(Requirement):
Return the full listing, so that each line matches the original exactly.
______
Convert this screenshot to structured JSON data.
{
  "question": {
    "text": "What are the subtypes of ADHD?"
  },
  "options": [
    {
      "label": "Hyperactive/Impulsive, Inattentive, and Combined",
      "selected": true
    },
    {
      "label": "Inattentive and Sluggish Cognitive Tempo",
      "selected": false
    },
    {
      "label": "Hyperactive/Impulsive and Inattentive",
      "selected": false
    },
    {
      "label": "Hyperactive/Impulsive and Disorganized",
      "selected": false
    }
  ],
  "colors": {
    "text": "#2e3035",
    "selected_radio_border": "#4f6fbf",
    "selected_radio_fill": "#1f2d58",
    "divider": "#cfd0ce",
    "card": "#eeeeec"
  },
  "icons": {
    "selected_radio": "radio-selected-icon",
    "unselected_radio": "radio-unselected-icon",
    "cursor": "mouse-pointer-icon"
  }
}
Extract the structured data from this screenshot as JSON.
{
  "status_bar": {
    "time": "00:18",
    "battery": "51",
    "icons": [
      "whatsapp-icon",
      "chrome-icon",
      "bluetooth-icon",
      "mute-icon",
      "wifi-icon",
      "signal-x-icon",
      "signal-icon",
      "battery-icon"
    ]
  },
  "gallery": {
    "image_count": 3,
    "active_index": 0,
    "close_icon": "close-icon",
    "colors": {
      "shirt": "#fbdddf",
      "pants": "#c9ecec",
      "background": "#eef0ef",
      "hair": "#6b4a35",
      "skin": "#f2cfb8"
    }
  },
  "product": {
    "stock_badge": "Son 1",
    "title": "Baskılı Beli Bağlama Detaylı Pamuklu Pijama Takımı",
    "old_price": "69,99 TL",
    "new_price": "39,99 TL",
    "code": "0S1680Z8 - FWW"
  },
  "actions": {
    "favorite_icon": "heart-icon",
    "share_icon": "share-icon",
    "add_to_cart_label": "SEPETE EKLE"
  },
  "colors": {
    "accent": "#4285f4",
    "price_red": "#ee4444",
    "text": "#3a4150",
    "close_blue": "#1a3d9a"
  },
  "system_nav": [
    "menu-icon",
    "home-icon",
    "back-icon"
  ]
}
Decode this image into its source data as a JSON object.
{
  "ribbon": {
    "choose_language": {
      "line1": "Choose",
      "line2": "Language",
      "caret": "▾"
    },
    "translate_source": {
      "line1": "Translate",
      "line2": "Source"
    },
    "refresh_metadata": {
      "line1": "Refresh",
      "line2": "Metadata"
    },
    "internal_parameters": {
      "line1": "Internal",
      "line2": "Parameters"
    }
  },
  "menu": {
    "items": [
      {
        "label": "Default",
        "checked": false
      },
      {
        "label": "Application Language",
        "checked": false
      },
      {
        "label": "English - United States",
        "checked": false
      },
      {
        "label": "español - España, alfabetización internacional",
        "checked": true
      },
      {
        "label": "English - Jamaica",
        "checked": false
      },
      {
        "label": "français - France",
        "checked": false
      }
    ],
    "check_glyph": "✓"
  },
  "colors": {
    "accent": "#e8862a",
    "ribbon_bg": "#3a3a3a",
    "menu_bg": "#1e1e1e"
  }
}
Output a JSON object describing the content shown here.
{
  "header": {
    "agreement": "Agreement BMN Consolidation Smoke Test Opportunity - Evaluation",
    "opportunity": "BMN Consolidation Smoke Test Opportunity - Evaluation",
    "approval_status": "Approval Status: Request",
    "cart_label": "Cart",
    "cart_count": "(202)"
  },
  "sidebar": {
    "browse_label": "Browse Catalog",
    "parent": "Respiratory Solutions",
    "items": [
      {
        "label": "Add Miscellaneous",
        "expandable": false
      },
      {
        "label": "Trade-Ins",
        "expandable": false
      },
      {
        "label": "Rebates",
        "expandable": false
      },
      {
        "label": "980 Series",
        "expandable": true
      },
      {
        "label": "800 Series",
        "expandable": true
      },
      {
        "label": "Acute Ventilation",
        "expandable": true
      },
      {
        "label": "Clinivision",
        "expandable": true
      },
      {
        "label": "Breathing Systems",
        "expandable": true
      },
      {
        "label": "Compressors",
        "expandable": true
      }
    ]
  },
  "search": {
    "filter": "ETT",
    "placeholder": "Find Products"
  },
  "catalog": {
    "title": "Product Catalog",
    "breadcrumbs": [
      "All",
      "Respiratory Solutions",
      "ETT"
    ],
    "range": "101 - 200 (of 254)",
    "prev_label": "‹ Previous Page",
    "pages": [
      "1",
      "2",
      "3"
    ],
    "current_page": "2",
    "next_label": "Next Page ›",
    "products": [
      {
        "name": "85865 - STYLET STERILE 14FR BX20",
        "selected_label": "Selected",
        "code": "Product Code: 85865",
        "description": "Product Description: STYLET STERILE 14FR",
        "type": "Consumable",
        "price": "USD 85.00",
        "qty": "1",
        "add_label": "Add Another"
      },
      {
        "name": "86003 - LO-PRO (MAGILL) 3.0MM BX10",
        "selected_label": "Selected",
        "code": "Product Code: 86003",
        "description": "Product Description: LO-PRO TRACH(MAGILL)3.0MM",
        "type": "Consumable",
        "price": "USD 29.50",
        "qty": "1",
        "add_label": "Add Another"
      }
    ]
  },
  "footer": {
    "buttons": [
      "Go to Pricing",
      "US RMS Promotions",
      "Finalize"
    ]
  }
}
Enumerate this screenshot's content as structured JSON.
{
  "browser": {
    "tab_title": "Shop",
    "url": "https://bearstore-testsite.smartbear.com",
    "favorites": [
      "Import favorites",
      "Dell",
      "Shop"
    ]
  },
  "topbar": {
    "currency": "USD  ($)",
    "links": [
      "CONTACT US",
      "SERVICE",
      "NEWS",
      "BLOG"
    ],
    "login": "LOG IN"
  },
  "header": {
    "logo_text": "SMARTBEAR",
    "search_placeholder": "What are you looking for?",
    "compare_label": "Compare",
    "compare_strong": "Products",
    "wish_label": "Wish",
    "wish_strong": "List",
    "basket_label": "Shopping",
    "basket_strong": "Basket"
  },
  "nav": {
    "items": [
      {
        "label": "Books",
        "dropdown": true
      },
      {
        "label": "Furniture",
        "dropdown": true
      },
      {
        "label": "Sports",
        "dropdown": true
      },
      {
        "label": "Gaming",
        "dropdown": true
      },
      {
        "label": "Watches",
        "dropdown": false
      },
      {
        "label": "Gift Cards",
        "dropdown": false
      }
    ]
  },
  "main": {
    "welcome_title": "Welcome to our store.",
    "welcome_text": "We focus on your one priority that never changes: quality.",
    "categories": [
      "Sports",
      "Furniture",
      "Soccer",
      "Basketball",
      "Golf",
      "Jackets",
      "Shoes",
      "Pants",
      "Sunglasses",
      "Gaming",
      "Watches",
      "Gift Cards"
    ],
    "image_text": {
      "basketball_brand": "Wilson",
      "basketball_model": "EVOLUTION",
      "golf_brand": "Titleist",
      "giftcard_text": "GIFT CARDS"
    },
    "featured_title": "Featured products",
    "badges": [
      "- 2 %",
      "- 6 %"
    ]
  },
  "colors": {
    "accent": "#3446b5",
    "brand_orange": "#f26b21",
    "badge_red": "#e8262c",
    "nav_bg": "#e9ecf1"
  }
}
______
(Response below):
Convert this screenshot to structured JSON data.
{
  "question": {
    "text": "What are the subtypes of ADHD?"
  },
  "options": [
    {
      "label": "Hyperactive/Impulsive, Inattentive, and Combined",
      "selected": true
    },
    {
      "label": "Inattentive and Sluggish Cognitive Tempo",
      "selected": false
    },
    {
      "label": "Hyperactive/Impulsive and Inattentive",
      "selected": false
    },
    {
      "label": "Hyperactive/Impulsive and Disorganized",
      "selected": false
    }
  ],
  "colors": {
    "text": "#2e3035",
    "selected_radio_border": "#4f6fbf",
    "selected_radio_fill": "#1f2d58",
    "divider": "#cfd0ce",
    "card": "#eeeeec"
  },
  "icons": {
    "selected_radio": "radio-selected-icon",
    "unselected_radio": "radio-unselected-icon",
    "cursor": "mouse-pointer-icon"
  }
}
Extract the structured data from this screenshot as JSON.
{
  "status_bar": {
    "time": "00:18",
    "battery": "51",
    "icons": [
      "whatsapp-icon",
      "chrome-icon",
      "bluetooth-icon",
      "mute-icon",
      "wifi-icon",
      "signal-x-icon",
      "signal-icon",
      "battery-icon"
    ]
  },
  "gallery": {
    "image_count": 3,
    "active_index": 0,
    "close_icon": "close-icon",
    "colors": {
      "shirt": "#fbdddf",
      "pants": "#c9ecec",
      "background": "#eef0ef",
      "hair": "#6b4a35",
      "skin": "#f2cfb8"
    }
  },
  "product": {
    "stock_badge": "Son 1",
    "title": "Baskılı Beli Bağlama Detaylı Pamuklu Pijama Takımı",
    "old_price": "69,99 TL",
    "new_price": "39,99 TL",
    "code": "0S1680Z8 - FWW"
  },
  "actions": {
    "favorite_icon": "heart-icon",
    "share_icon": "share-icon",
    "add_to_cart_label": "SEPETE EKLE"
  },
  "colors": {
    "accent": "#4285f4",
    "price_red": "#ee4444",
    "text": "#3a4150",
    "close_blue": "#1a3d9a"
  },
  "system_nav": [
    "menu-icon",
    "home-icon",
    "back-icon"
  ]
}
Decode this image into its source data as a JSON object.
{
  "ribbon": {
    "choose_language": {
      "line1": "Choose",
      "line2": "Language",
      "caret": "▾"
    },
    "translate_source": {
      "line1": "Translate",
      "line2": "Source"
    },
    "refresh_metadata": {
      "line1": "Refresh",
      "line2": "Metadata"
    },
    "internal_parameters": {
      "line1": "Internal",
      "line2": "Parameters"
    }
  },
  "menu": {
    "items": [
      {
        "label": "Default",
        "checked": false
      },
      {
        "label": "Application Language",
        "checked": false
      },
      {
        "label": "English - United States",
        "checked": false
      },
      {
        "label": "español - España, alfabetización internacional",
        "checked": true
      },
      {
        "label": "English - Jamaica",
        "checked": false
      },
      {
        "label": "français - France",
        "checked": false
      }
    ],
    "check_glyph": "✓"
  },
  "colors": {
    "accent": "#e8862a",
    "ribbon_bg": "#3a3a3a",
    "menu_bg": "#1e1e1e"
  }
}
Output a JSON object describing the content shown here.
{
  "header": {
    "agreement": "Agreement BMN Consolidation Smoke Test Opportunity - Evaluation",
    "opportunity": "BMN Consolidation Smoke Test Opportunity - Evaluation",
    "approval_status": "Approval Status: Request",
    "cart_label": "Cart",
    "cart_count": "(202)"
  },
  "sidebar": {
    "browse_label": "Browse Catalog",
    "parent": "Respiratory Solutions",
    "items": [
      {
        "label": "Add Miscellaneous",
        "expandable": false
      },
      {
        "label": "Trade-Ins",
        "expandable": false
      },
      {
        "label": "Rebates",
        "expandable": false
      },
      {
        "label": "980 Series",
        "expandable": true
      },
      {
        "label": "800 Series",
        "expandable": true
      },
      {
        "label": "Acute Ventilation",
        "expandable": true
      },
      {
        "label": "Clinivision",
        "expandable": true
      },
      {
        "label": "Breathing Systems",
        "expandable": true
      },
      {
        "label": "Compressors",
        "expandable": true
      }
    ]
  },
  "search": {
    "filter": "ETT",
    "placeholder": "Find Products"
  },
  "catalog": {
    "title": "Product Catalog",
    "breadcrumbs": [
      "All",
      "Respiratory Solutions",
      "ETT"
    ],
    "range": "101 - 200 (of 254)",
    "prev_label": "‹ Previous Page",
    "pages": [
      "1",
      "2",
      "3"
    ],
    "current_page": "2",
    "next_label": "Next Page ›",
    "products": [
      {
        "name": "85865 - STYLET STERILE 14FR BX20",
        "selected_label": "Selected",
        "code": "Product Code: 85865",
        "description": "Product Description: STYLET STERILE 14FR",
        "type": "Consumable",
        "price": "USD 85.00",
        "qty": "1",
        "add_label": "Add Another"
      },
      {
        "name": "86003 - LO-PRO (MAGILL) 3.0MM BX10",
        "selected_label": "Selected",
        "code": "Product Code: 86003",
        "description": "Product Description: LO-PRO TRACH(MAGILL)3.0MM",
        "type": "Consumable",
        "price": "USD 29.50",
        "qty": "1",
        "add_label": "Add Another"
      }
    ]
  },
  "footer": {
    "buttons": [
      "Go to Pricing",
      "US RMS Promotions",
      "Finalize"
    ]
  }
}
Enumerate this screenshot's content as structured JSON.
{
  "browser": {
    "tab_title": "Shop",
    "url": "https://bearstore-testsite.smartbear.com",
    "favorites": [
      "Import favorites",
      "Dell",
      "Shop"
    ]
  },
  "topbar": {
    "currency": "USD  ($)",
    "links": [
      "CONTACT US",
      "SERVICE",
      "NEWS",
      "BLOG"
    ],
    "login": "LOG IN"
  },
  "header": {
    "logo_text": "SMARTBEAR",
    "search_placeholder": "What are you looking for?",
    "compare_label": "Compare",
    "compare_strong": "Products",
    "wish_label": "Wish",
    "wish_strong": "List",
    "basket_label": "Shopping",
    "basket_strong": "Basket"
  },
  "nav": {
    "items": [
      {
        "label": "Books",
        "dropdown": true
      },
      {
        "label": "Furniture",
        "dropdown": true
      },
      {
        "label": "Sports",
        "dropdown": true
      },
      {
        "label": "Gaming",
        "dropdown": true
      },
      {
        "label": "Watches",
        "dropdown": false
      },
      {
        "label": "Gift Cards",
        "dropdown": false
      }
    ]
  },
  "main": {
    "welcome_title": "Welcome to our store.",
    "welcome_text": "We focus on your one priority that never changes: quality.",
    "categories": [
      "Sports",
      "Furniture",
      "Soccer",
      "Basketball",
      "Golf",
      "Jackets",
      "Shoes",
      "Pants",
      "Sunglasses",
      "Gaming",
      "Watches",
      "Gift Cards"
    ],
    "image_text": {
      "basketball_brand": "Wilson",
      "basketball_model": "EVOLUTION",
      "golf_brand": "Titleist",
      "giftcard_text": "GIFT CARDS"
    },
    "featured_title": "Featured products",
    "badges": [
      "- 2 %",
      "- 6 %"
    ]
  },
  "colors": {
    "accent": "#3446b5",
    "brand_orange": "#f26b21",
    "badge_red": "#e8262c",
    "nav_bg": "#e9ecf1"
  }
}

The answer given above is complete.